Scams personal trainers need to beware of! How many of you trainers are now receiving fake emails about people wanting personal training? If it looks strange, there’s a reason for that! DO NOT correspond, other than telling the person to stop emailing you. This is a scam 100% fake!
For a few years, I have been receiving strange emails looking like this, this is actually the latest one that came last week.
Fake email example
I would like to make an appointment for Personal fitness training and exercise for my kids for 8 weeks training for 2 (Female) age (20 and 22) and 1 (Male) aged (21) For eight weeks 1hr daily 3 times in a week.
The kids need to Gain power, agility, stability, strength, and flexibility training Also I want you to know that the kids will be coming with a private bus driver and I will be expecting your reply with the total cost and your address, cell phone number and direction for the private transport to locate your place when they are coming for the training.
Also what text books do they need to buy for the training sessions? I will send extra money to cover cost of these and where you will send payment to nanny via western union.
Please send me your address so I can send you check to cover training sessions and cost of private bus driver that you will forward payment to via western union.
Things to take note of…
First of all, its very unlikely, actually impossible to think why the kids would be coming to the gym separately without the parents, and in a private bus, really? I don’t think so! Scam alert!
Why would the trainer be responsible for paying the bus driver to bring the kids to the gym? That obviously is the parent’s job even if this was true, which it isn’t! Scam alert!
Textbooks for personal training sessions! And send payment to their nanny. Seriously? You see how this has nothing to do with what they claim to be buying? Scam alert!
You see all these different people needing money sent by the trainer? and how they want the payment redirecting to other places via western union? No trace that’s why! Scam alert!
What is money laundering – Money laundering is the illegal process of making large amounts of money generated by a criminal activity, such as drug trafficking or terrorist funding, appear to have come from a legitimate source. The money from the criminal activity is considered dirty, and the process “launders” it to make it look clean.
Money laundering is a serious financial crime that is employed by white collar and street-level criminals alike. Most financial companies have anti-money-laundering (AML) policies in place to detect and prevent this activity.
How Money Laundering Works – Money laundering is essential for criminal organizations that wish to use illegally obtained money effectively. Dealing in large amounts of illegal cash is inefficient and dangerous. Criminals need a way to deposit the money in legitimate financial institutions, yet they can only do so if it appears to come from legitimate sources.
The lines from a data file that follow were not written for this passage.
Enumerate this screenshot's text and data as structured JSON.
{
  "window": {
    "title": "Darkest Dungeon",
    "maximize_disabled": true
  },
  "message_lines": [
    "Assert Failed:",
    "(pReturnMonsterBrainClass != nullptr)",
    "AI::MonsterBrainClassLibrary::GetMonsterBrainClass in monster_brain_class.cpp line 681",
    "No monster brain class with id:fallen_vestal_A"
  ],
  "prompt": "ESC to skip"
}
Money Laundering Variants – In one common form of money laundering, called smurfing (also known as “structuring”), the criminal breaks up large chunks of cash into multiple small deposits, often spreading them over many different accounts, to avoid detection.
Money laundering can also be accomplished through the use of currency exchanges, wire transfers, and “mules”—cash smugglers, who sneak large amounts of cash across borders and deposit them in foreign accounts, where money-laundering enforcement is less strict.
My experience with this issue
Around 10 years ago I had my first email scam concerning personal training sessions. It wasn’t as obvious as the one mentioned earlier in this blog, and as I hadn’t received one before, I was fooled, to start with anyway.
They claimed they wanted to buy 20 training sessions for $800 which was my price back then for some promotion I was advertising, so nothing strange about that.
They claimed they wanted to pay in advance and wanted to send a check as they didn’t have PayPal, I thought it was a little strange but no alarm bells ringing yet.
Now when I got the check in the mail, it wasn’t for $800, but rather $3000! Now the alarm bells were ringing big time! Even more so when I read the letter with the check that had instructions to send a large portion of the extra money to different places via western union!
The check was from a company in another state! Obviously, this was stolen money and money laundering. When I questioned why they sent such a large check they responded by telling me I’d be doing them a favor and in return I could keep an extra $500 for the troubles.
They kept saying the were good God fearing Christian people, like that’s a validation of being genuine, funny how People use God in that way.
Now, you don’t need to be too smart to realize people don’t do things for free, if something seems too good to be true, it usually is!
Anyway, to cut a long story short, I blocked them and destroyed the check, so thankfully never hear from them ever again.
I`ve had many similar emails over the years, but all so fake it`s not even funny! At least that first one wasn’t so obvious, until I got the check of course.
Don’t deposit that check!
The bottom line is if you receive a check from one of these scams and deposit into your bank account, that’s where it stops when it gets investigated, your account!
Then you’ll have some explaining to do as why you accepted it in the first place, and they’ll probably be thinking you’re somehow connected to the criminal ring that stole the check in the first place.
Just delete the email if it looks anything like the one shown in this blog, there’s no point in even replying to it! It`s just not worth it.
Stay safe and keep an eye open for the scammers!